Palestine battles the pandemic

By Susan Abulhawa
March 26, 2020

A Palestinian health worker checks a child’s temperature during precautions against COVID-19 in Gaza City.

There have been relatively few confirmed cases of the coronavirus COVID-19 among the Palestinian population compared with the Israelis infected. This is in part owing to an early lockdown by the Palestinian Authority, as well as the population’s general experience in supporting each other through the far greater virulence of Israeli apartheid and occupation.

The first cases of COVID-19 appeared in Bethlehem on March 5. Seven people who came in contact with a group of Greek tourists, two of whom later tested positive, were confirmed to be infected. To its credit, the Palestinian Authority swiftly instituted a complete shutdown of Palestinian cities and banned entry of foreign tourists.

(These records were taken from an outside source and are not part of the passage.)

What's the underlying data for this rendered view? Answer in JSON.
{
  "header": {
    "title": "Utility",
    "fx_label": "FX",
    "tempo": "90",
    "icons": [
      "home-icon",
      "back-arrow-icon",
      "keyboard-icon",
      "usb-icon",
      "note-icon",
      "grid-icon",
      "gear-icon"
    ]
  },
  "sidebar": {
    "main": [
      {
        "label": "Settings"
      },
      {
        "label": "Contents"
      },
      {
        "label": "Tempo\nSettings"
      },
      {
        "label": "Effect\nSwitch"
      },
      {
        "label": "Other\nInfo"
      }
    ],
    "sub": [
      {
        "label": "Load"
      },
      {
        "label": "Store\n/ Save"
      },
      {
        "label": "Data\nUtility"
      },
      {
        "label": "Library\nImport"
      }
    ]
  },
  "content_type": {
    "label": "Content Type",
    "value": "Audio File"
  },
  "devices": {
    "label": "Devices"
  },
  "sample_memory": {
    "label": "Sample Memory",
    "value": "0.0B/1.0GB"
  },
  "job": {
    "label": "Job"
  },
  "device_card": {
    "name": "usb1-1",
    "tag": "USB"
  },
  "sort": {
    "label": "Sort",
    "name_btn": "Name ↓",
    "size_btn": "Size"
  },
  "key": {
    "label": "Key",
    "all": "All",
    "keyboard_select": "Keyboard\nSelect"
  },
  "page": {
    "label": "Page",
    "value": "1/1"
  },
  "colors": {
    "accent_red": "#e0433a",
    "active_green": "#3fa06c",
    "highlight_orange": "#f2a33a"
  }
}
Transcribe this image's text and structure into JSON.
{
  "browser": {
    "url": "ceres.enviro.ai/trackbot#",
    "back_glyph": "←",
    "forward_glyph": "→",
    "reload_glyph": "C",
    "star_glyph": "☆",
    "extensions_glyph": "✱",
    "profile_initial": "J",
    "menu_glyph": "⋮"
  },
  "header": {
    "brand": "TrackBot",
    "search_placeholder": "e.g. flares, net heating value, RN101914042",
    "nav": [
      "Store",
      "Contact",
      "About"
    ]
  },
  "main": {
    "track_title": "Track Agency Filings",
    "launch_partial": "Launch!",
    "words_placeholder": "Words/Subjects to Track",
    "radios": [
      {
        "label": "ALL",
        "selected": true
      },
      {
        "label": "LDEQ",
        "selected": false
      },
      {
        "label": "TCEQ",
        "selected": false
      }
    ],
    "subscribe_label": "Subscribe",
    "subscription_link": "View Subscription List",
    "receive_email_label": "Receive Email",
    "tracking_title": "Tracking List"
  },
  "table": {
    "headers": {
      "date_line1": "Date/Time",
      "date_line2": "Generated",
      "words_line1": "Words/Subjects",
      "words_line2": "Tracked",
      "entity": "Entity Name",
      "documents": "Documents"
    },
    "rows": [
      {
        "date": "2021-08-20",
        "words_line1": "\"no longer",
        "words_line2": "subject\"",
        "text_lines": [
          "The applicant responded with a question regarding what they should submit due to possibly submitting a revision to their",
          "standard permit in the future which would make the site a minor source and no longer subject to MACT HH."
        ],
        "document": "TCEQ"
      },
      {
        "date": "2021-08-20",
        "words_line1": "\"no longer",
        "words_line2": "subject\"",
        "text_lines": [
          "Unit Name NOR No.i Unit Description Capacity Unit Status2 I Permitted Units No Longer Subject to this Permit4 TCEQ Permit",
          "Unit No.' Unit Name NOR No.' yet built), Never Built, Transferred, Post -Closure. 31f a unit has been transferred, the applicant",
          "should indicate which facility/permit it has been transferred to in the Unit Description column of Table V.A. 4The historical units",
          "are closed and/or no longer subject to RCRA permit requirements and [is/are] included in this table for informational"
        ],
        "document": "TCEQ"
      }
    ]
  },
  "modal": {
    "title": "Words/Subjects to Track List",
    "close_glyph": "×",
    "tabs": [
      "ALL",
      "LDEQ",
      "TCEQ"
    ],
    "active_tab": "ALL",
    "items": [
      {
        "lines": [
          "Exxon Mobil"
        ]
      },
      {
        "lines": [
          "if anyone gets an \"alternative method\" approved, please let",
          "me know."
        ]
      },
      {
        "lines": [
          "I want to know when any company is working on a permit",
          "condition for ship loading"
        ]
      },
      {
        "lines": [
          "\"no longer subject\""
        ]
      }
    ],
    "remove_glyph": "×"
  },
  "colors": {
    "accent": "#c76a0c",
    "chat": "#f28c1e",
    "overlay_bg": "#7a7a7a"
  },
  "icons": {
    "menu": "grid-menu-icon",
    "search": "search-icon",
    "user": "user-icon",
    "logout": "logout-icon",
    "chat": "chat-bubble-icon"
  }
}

The same day the first cases were confirmed, the Palestinian Authority declared a state of emergency and closed all schools, churches, mosques and non-essential businesses for one month. Eleven more cases were confirmed two days later.

As of March 22, a total of 59 cases were confirmed among the total Palestinian population of 5 million.  Terrifyingly, two of those cases appeared in Gaza after two Palestinians returned from Pakistan through the Egyptian border.  Hamas authorities have placed them in quarantine in an effort to prevent the spread of the virus in the besieged population of 1.8 million Palestinians who already lack adequate clean water, electricity and sewage treatment due to Israel’s 14-year blockade of Gaza.

For 14 years, Gaza has been unable to import sufficient medicine or medical equipment to meet the needs of people there. Much of what has been available is smuggled through Egypt. This, together with Israel’s persistent military assaults that use Gaza as a testing ground for their booming weapons industry, has left Gaza’s medical infrastructure in tatters. Gaza can do little to nothing to stem the tide of the pandemic if it spreads along the tiny strip of coastal land, among the most densely populated in the world.

When Israel attacked Gaza in 2014, they bombed and destroyed several hospitals, which could not be rebuilt under the blockade. The hospitals that remained have been gutted by a combination of excessive demand from a population crippled and maimed by Israeli attacks, the inability to import new equipment or even parts to repair existing equipment, chronic shortages of vital medicines and disposable protective gear, and chronic electrical blackouts.

The Trump administration’s defunding of  the U.N. Relief and Works Agency for Palestine Refugees in the Near East and the U.S. Agency for International Development also cuts off a minimal level of relief  provided to the medical sector.

Local authorities in Gaza are going to great lengths to keep the virus out. They’ve built dozens of small housing units along the border with Egypt to quarantine arrivals and are in the process of setting up a field hospital in the same area. They’ve also retooled nearby schools to serve as quarantine areas, in addition to temporarily suspending crossings at the border.

This is the most Gaza can do to avert a potential catastrophe.  If the virus slips through, it is unlikely anyone will be spared in a population of 1.8 million people.

It is also unlikely that Israel will do more than provide superficial support to Gaza for public relations purposes. In fact, in the West Bank and Jerusalem, Israel has continued its practice of night raids and mass arrests of Palestinians. There are also reports of four confirmed cases of coronavirus among Palestinian political prisoners, who are particularly vulnerable in overcrowded Israeli prisons.

With a population of 8.7 million, Israel’s cases of coronavirus have surged to over 1,200 cases.  On March 18, Mossad, the Israeli spy agency, procured 100,000 test kits from abroad. Given Mossad’s mandate — espionage, theft, kidnapping, blackmail, bribery and assassination — it is unlikely that the source was kosher. And, in a twist of irony, those kits lacked key components, which rendered them unusable.

Abulhawa is a Palestinian-American activist, whose political work includes the Boycott, Divestment and Sanctions movement and Al-Awda: The Palestine  Right to Return Coalition. A writer whose novels include “Mornings in Jenin,” she is also the founder of Playgrounds for Palestine.